---- MATERIAL SHOWN

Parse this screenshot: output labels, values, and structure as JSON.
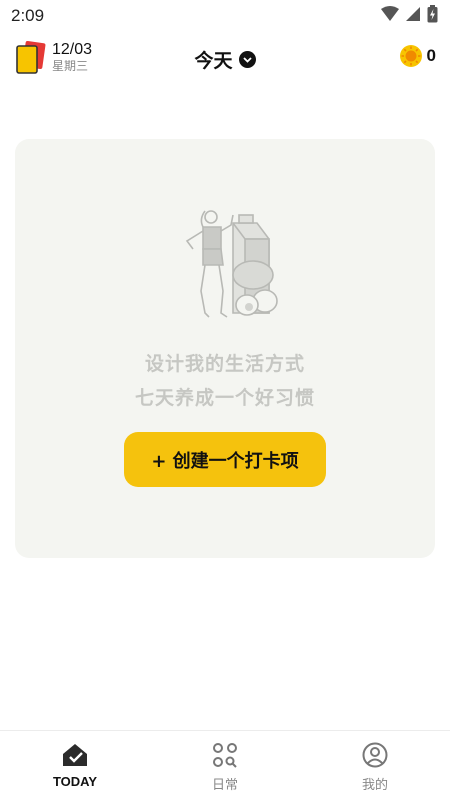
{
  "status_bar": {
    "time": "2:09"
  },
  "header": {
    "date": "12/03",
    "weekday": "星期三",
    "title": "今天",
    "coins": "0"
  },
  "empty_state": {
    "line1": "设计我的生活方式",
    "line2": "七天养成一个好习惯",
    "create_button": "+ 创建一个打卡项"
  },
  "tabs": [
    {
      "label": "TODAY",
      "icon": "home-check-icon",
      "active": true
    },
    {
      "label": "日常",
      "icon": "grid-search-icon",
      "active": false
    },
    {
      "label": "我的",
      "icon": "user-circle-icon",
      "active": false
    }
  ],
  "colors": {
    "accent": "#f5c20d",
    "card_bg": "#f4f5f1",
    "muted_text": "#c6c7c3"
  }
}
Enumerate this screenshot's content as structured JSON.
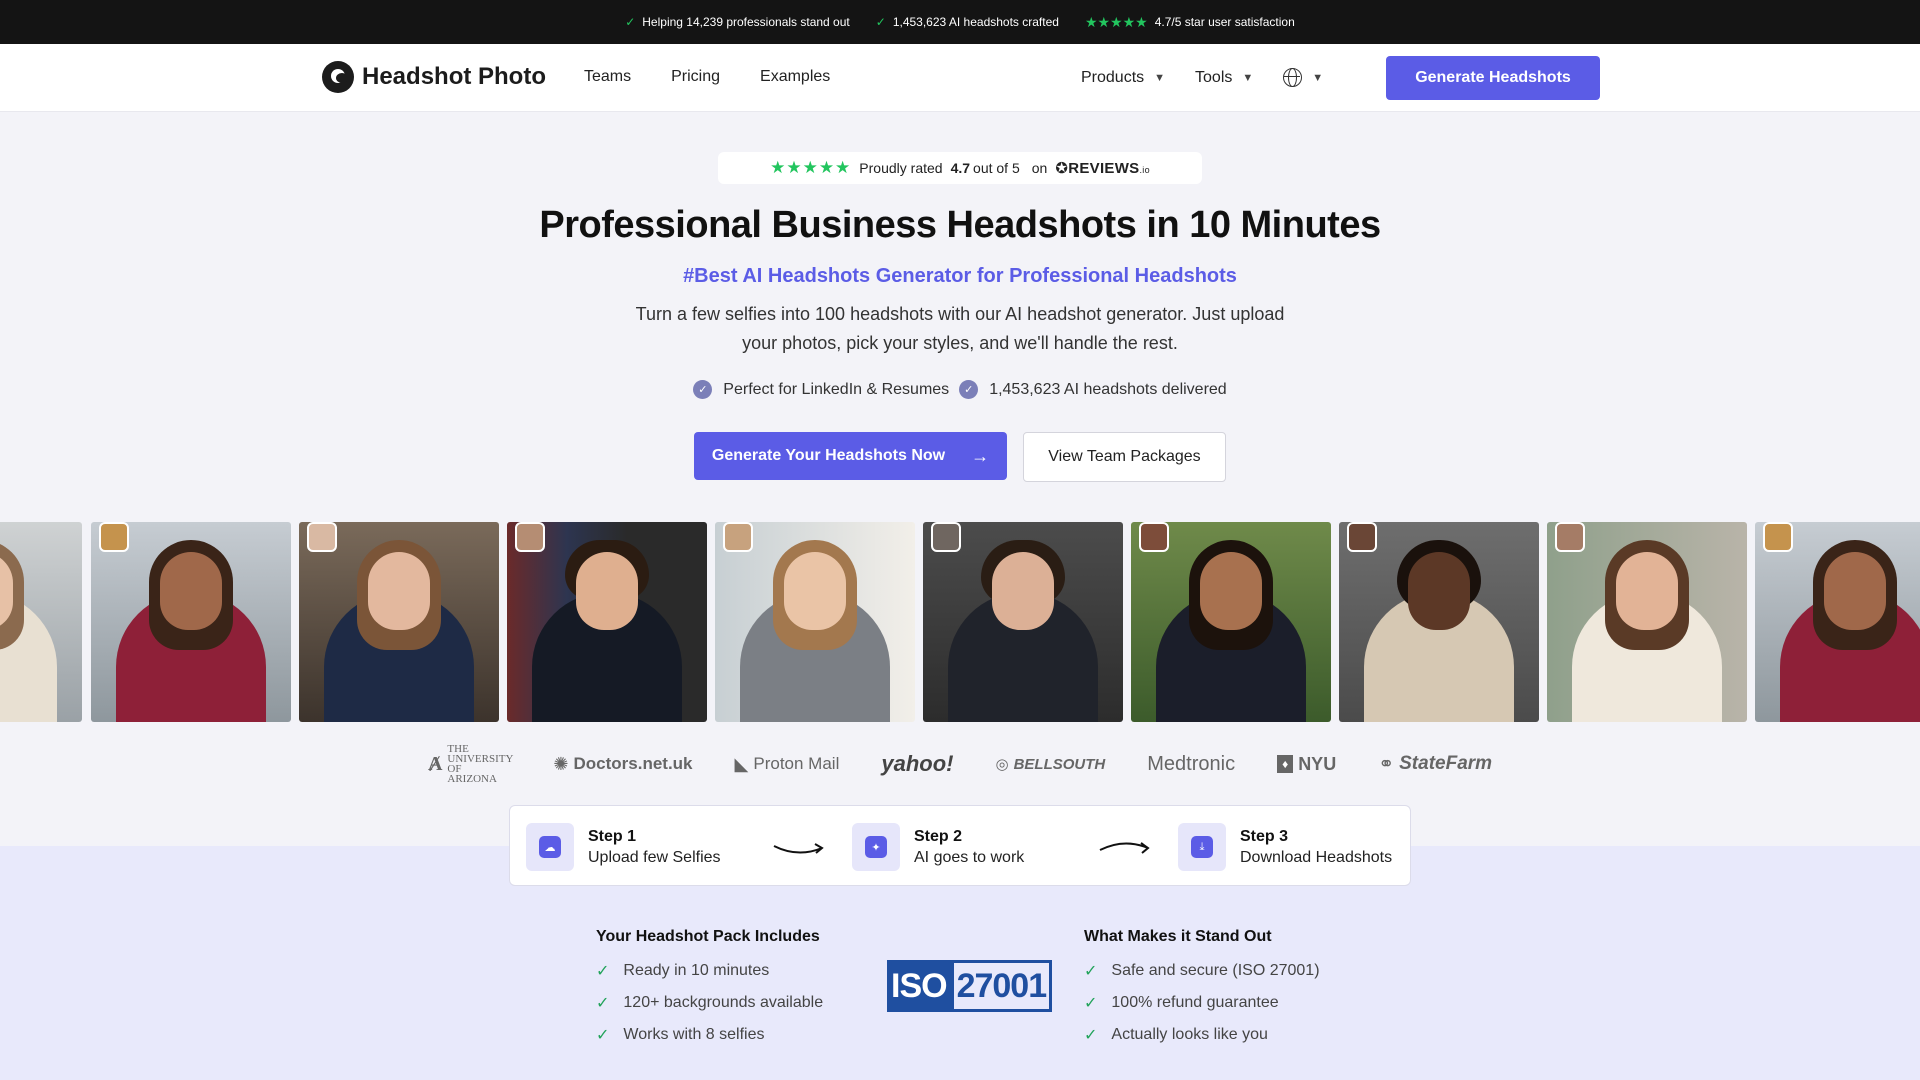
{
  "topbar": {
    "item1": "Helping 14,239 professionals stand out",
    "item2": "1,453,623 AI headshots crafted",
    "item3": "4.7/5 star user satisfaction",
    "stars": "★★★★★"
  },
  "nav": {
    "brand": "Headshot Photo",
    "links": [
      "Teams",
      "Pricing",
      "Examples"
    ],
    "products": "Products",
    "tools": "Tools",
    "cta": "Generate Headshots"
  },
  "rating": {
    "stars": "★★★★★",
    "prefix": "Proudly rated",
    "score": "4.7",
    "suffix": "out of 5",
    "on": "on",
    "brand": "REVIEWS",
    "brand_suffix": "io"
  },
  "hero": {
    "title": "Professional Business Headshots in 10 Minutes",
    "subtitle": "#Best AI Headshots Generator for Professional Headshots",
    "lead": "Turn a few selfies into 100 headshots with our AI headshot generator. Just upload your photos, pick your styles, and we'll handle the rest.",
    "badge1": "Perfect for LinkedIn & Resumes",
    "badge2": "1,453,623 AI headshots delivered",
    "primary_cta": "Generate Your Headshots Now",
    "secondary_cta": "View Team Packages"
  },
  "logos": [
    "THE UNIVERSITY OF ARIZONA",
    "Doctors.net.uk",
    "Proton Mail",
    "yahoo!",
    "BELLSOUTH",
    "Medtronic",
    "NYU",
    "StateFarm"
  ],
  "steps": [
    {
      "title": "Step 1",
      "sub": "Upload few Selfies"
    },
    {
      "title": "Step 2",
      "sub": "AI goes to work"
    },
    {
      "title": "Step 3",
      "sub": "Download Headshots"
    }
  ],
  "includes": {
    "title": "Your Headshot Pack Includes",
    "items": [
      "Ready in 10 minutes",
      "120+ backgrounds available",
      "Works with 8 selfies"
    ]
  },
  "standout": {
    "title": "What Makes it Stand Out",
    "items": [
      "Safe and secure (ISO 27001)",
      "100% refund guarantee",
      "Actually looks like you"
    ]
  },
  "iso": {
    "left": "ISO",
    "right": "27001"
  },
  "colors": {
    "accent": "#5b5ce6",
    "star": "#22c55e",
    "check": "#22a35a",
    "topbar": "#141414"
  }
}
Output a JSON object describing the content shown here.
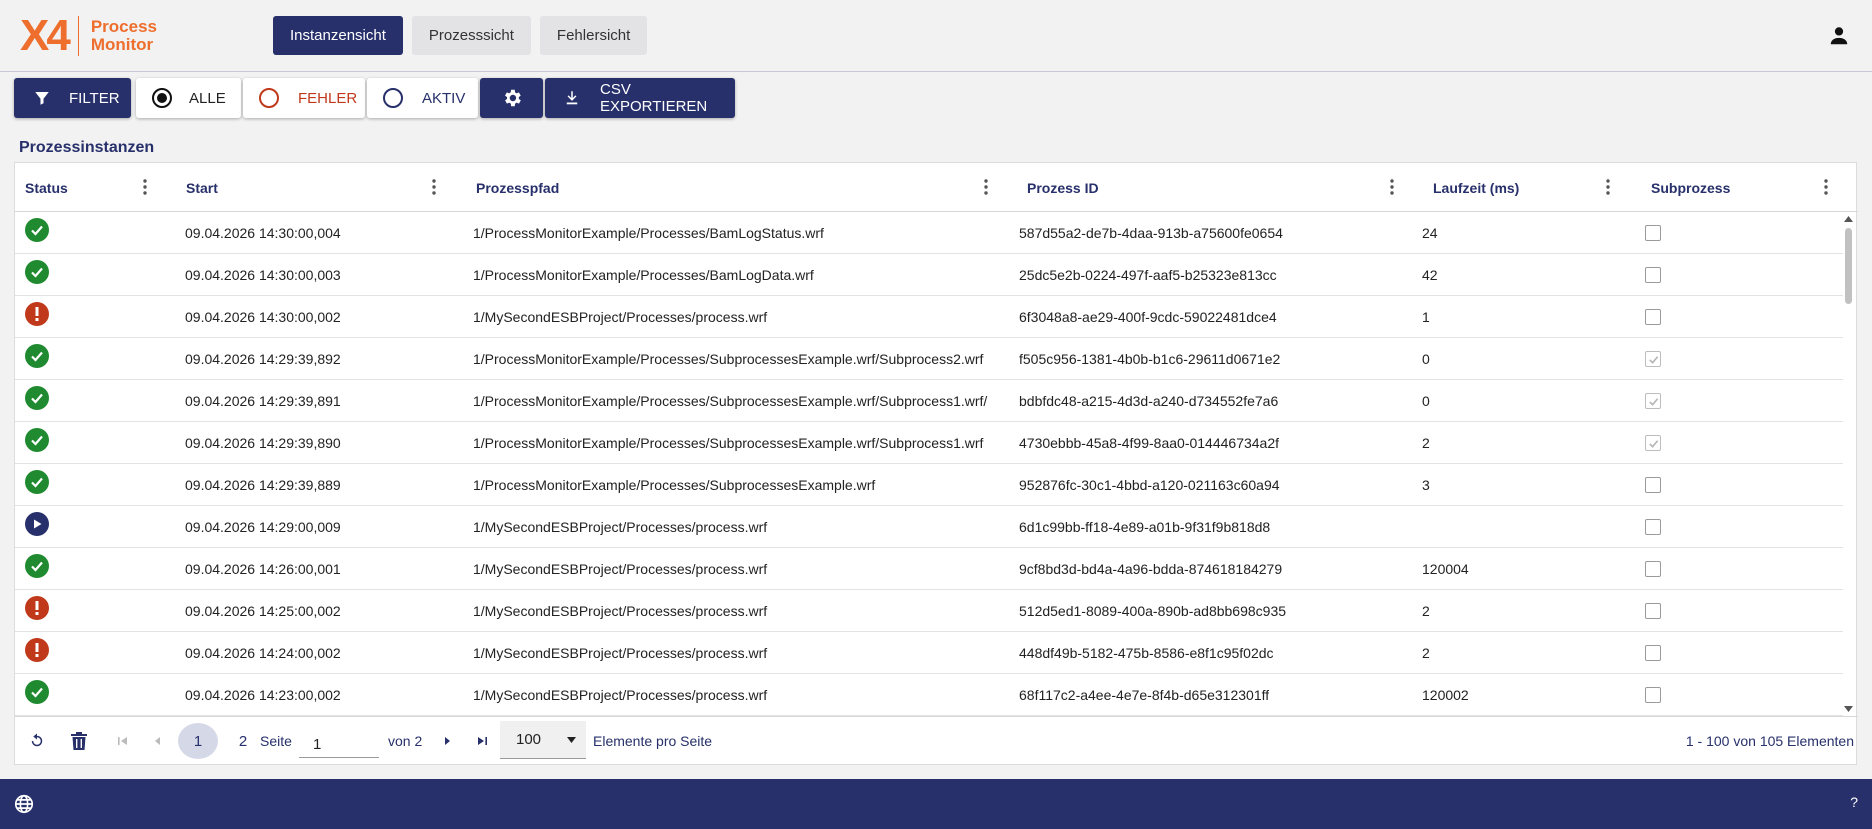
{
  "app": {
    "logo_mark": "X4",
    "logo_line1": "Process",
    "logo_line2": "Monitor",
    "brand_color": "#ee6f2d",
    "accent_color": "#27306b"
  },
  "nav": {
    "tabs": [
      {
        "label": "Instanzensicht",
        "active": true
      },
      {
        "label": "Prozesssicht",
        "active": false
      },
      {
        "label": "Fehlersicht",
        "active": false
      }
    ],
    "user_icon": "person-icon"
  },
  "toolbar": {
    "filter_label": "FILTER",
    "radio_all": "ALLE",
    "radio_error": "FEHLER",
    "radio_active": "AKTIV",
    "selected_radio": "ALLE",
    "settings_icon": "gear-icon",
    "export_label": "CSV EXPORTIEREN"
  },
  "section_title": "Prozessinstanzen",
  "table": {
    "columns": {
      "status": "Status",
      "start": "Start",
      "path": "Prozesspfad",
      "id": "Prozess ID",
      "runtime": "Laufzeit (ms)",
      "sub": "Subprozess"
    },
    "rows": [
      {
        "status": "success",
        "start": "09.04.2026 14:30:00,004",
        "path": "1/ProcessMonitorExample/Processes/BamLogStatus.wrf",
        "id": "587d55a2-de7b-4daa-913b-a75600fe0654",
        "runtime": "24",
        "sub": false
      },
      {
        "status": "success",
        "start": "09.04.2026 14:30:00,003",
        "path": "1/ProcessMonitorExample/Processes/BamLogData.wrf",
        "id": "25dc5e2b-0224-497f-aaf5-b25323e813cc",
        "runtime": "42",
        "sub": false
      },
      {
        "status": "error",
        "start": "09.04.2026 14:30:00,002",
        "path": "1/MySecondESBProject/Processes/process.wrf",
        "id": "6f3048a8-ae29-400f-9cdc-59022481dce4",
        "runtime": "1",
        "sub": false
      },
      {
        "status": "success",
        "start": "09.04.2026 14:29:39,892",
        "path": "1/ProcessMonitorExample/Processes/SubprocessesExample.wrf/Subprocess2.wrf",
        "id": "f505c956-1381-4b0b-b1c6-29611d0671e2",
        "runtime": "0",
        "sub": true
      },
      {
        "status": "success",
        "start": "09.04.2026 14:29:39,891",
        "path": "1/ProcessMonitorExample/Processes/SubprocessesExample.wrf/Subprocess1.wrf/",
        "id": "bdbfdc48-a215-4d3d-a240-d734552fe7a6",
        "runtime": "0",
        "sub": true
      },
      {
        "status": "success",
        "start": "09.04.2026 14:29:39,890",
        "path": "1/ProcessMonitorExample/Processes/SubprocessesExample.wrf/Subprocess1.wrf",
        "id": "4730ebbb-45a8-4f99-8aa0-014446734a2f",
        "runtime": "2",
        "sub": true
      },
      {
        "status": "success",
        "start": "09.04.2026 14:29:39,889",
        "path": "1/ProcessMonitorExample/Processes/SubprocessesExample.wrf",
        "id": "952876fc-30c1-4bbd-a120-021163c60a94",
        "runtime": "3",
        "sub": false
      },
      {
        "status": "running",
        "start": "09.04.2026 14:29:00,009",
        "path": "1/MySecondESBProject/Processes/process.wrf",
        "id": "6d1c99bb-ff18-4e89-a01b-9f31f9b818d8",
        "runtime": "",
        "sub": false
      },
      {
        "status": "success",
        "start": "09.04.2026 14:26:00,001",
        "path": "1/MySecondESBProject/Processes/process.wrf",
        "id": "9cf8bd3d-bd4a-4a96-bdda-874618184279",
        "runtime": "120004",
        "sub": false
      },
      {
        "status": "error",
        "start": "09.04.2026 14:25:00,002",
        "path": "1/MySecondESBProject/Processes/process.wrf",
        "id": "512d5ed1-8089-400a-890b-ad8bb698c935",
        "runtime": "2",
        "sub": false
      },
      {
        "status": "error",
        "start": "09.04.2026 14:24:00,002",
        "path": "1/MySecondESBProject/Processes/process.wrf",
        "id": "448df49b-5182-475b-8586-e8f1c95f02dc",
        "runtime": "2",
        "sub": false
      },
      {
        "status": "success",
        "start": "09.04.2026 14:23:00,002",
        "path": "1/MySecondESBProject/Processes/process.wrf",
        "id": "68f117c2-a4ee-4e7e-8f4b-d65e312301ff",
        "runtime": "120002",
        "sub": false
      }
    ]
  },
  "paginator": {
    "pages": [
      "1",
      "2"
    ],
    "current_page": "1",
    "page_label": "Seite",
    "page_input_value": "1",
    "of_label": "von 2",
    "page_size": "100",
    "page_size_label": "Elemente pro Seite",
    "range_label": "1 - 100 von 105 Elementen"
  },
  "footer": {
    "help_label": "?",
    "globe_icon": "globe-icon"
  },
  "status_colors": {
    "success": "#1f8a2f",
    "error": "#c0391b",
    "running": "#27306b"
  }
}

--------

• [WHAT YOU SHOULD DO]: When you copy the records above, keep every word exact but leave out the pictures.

• [YOUR SOLUTION]:
Parse this screenshot: output labels, values, and structure as JSON.
{
  "status_bar": {
    "time": "2:09"
  },
  "header": {
    "date": "12/03",
    "weekday": "星期三",
    "title": "今天",
    "coins": "0"
  },
  "empty_state": {
    "line1": "设计我的生活方式",
    "line2": "七天养成一个好习惯",
    "create_button": "+ 创建一个打卡项"
  },
  "tabs": [
    {
      "label": "TODAY",
      "icon": "home-check-icon",
      "active": true
    },
    {
      "label": "日常",
      "icon": "grid-search-icon",
      "active": false
    },
    {
      "label": "我的",
      "icon": "user-circle-icon",
      "active": false
    }
  ],
  "colors": {
    "accent": "#f5c20d",
    "card_bg": "#f4f5f1",
    "muted_text": "#c6c7c3"
  }
}
Enumerate this screenshot's content as structured JSON.
{
  "topbar": {
    "item1": "Helping 14,239 professionals stand out",
    "item2": "1,453,623 AI headshots crafted",
    "item3": "4.7/5 star user satisfaction",
    "stars": "★★★★★"
  },
  "nav": {
    "brand": "Headshot Photo",
    "links": [
      "Teams",
      "Pricing",
      "Examples"
    ],
    "products": "Products",
    "tools": "Tools",
    "cta": "Generate Headshots"
  },
  "rating": {
    "stars": "★★★★★",
    "prefix": "Proudly rated",
    "score": "4.7",
    "suffix": "out of 5",
    "on": "on",
    "brand": "REVIEWS",
    "brand_suffix": "io"
  },
  "hero": {
    "title": "Professional Business Headshots in 10 Minutes",
    "subtitle": "#Best AI Headshots Generator for Professional Headshots",
    "lead": "Turn a few selfies into 100 headshots with our AI headshot generator. Just upload your photos, pick your styles, and we'll handle the rest.",
    "badge1": "Perfect for LinkedIn & Resumes",
    "badge2": "1,453,623 AI headshots delivered",
    "primary_cta": "Generate Your Headshots Now",
    "secondary_cta": "View Team Packages"
  },
  "logos": [
    "THE UNIVERSITY OF ARIZONA",
    "Doctors.net.uk",
    "Proton Mail",
    "yahoo!",
    "BELLSOUTH",
    "Medtronic",
    "NYU",
    "StateFarm"
  ],
  "steps": [
    {
      "title": "Step 1",
      "sub": "Upload few Selfies"
    },
    {
      "title": "Step 2",
      "sub": "AI goes to work"
    },
    {
      "title": "Step 3",
      "sub": "Download Headshots"
    }
  ],
  "includes": {
    "title": "Your Headshot Pack Includes",
    "items": [
      "Ready in 10 minutes",
      "120+ backgrounds available",
      "Works with 8 selfies"
    ]
  },
  "standout": {
    "title": "What Makes it Stand Out",
    "items": [
      "Safe and secure (ISO 27001)",
      "100% refund guarantee",
      "Actually looks like you"
    ]
  },
  "iso": {
    "left": "ISO",
    "right": "27001"
  },
  "colors": {
    "accent": "#5b5ce6",
    "star": "#22c55e",
    "check": "#22a35a",
    "topbar": "#141414"
  }
}
Output a JSON object describing the content shown here.
{
  "app": {
    "logo_mark": "X4",
    "logo_line1": "Process",
    "logo_line2": "Monitor",
    "brand_color": "#ee6f2d",
    "accent_color": "#27306b"
  },
  "nav": {
    "tabs": [
      {
        "label": "Instanzensicht",
        "active": true
      },
      {
        "label": "Prozesssicht",
        "active": false
      },
      {
        "label": "Fehlersicht",
        "active": false
      }
    ],
    "user_icon": "person-icon"
  },
  "toolbar": {
    "filter_label": "FILTER",
    "radio_all": "ALLE",
    "radio_error": "FEHLER",
    "radio_active": "AKTIV",
    "selected_radio": "ALLE",
    "settings_icon": "gear-icon",
    "export_label": "CSV EXPORTIEREN"
  },
  "section_title": "Prozessinstanzen",
  "table": {
    "columns": {
      "status": "Status",
      "start": "Start",
      "path": "Prozesspfad",
      "id": "Prozess ID",
      "runtime": "Laufzeit (ms)",
      "sub": "Subprozess"
    },
    "rows": [
      {
        "status": "success",
        "start": "09.04.2026 14:30:00,004",
        "path": "1/ProcessMonitorExample/Processes/BamLogStatus.wrf",
        "id": "587d55a2-de7b-4daa-913b-a75600fe0654",
        "runtime": "24",
        "sub": false
      },
      {
        "status": "success",
        "start": "09.04.2026 14:30:00,003",
        "path": "1/ProcessMonitorExample/Processes/BamLogData.wrf",
        "id": "25dc5e2b-0224-497f-aaf5-b25323e813cc",
        "runtime": "42",
        "sub": false
      },
      {
        "status": "error",
        "start": "09.04.2026 14:30:00,002",
        "path": "1/MySecondESBProject/Processes/process.wrf",
        "id": "6f3048a8-ae29-400f-9cdc-59022481dce4",
        "runtime": "1",
        "sub": false
      },
      {
        "status": "success",
        "start": "09.04.2026 14:29:39,892",
        "path": "1/ProcessMonitorExample/Processes/SubprocessesExample.wrf/Subprocess2.wrf",
        "id": "f505c956-1381-4b0b-b1c6-29611d0671e2",
        "runtime": "0",
        "sub": true
      },
      {
        "status": "success",
        "start": "09.04.2026 14:29:39,891",
        "path": "1/ProcessMonitorExample/Processes/SubprocessesExample.wrf/Subprocess1.wrf/",
        "id": "bdbfdc48-a215-4d3d-a240-d734552fe7a6",
        "runtime": "0",
        "sub": true
      },
      {
        "status": "success",
        "start": "09.04.2026 14:29:39,890",
        "path": "1/ProcessMonitorExample/Processes/SubprocessesExample.wrf/Subprocess1.wrf",
        "id": "4730ebbb-45a8-4f99-8aa0-014446734a2f",
        "runtime": "2",
        "sub": true
      },
      {
        "status": "success",
        "start": "09.04.2026 14:29:39,889",
        "path": "1/ProcessMonitorExample/Processes/SubprocessesExample.wrf",
        "id": "952876fc-30c1-4bbd-a120-021163c60a94",
        "runtime": "3",
        "sub": false
      },
      {
        "status": "running",
        "start": "09.04.2026 14:29:00,009",
        "path": "1/MySecondESBProject/Processes/process.wrf",
        "id": "6d1c99bb-ff18-4e89-a01b-9f31f9b818d8",
        "runtime": "",
        "sub": false
      },
      {
        "status": "success",
        "start": "09.04.2026 14:26:00,001",
        "path": "1/MySecondESBProject/Processes/process.wrf",
        "id": "9cf8bd3d-bd4a-4a96-bdda-874618184279",
        "runtime": "120004",
        "sub": false
      },
      {
        "status": "error",
        "start": "09.04.2026 14:25:00,002",
        "path": "1/MySecondESBProject/Processes/process.wrf",
        "id": "512d5ed1-8089-400a-890b-ad8bb698c935",
        "runtime": "2",
        "sub": false
      },
      {
        "status": "error",
        "start": "09.04.2026 14:24:00,002",
        "path": "1/MySecondESBProject/Processes/process.wrf",
        "id": "448df49b-5182-475b-8586-e8f1c95f02dc",
        "runtime": "2",
        "sub": false
      },
      {
        "status": "success",
        "start": "09.04.2026 14:23:00,002",
        "path": "1/MySecondESBProject/Processes/process.wrf",
        "id": "68f117c2-a4ee-4e7e-8f4b-d65e312301ff",
        "runtime": "120002",
        "sub": false
      }
    ]
  },
  "paginator": {
    "pages": [
      "1",
      "2"
    ],
    "current_page": "1",
    "page_label": "Seite",
    "page_input_value": "1",
    "of_label": "von 2",
    "page_size": "100",
    "page_size_label": "Elemente pro Seite",
    "range_label": "1 - 100 von 105 Elementen"
  },
  "footer": {
    "help_label": "?",
    "globe_icon": "globe-icon"
  },
  "status_colors": {
    "success": "#1f8a2f",
    "error": "#c0391b",
    "running": "#27306b"
  }
}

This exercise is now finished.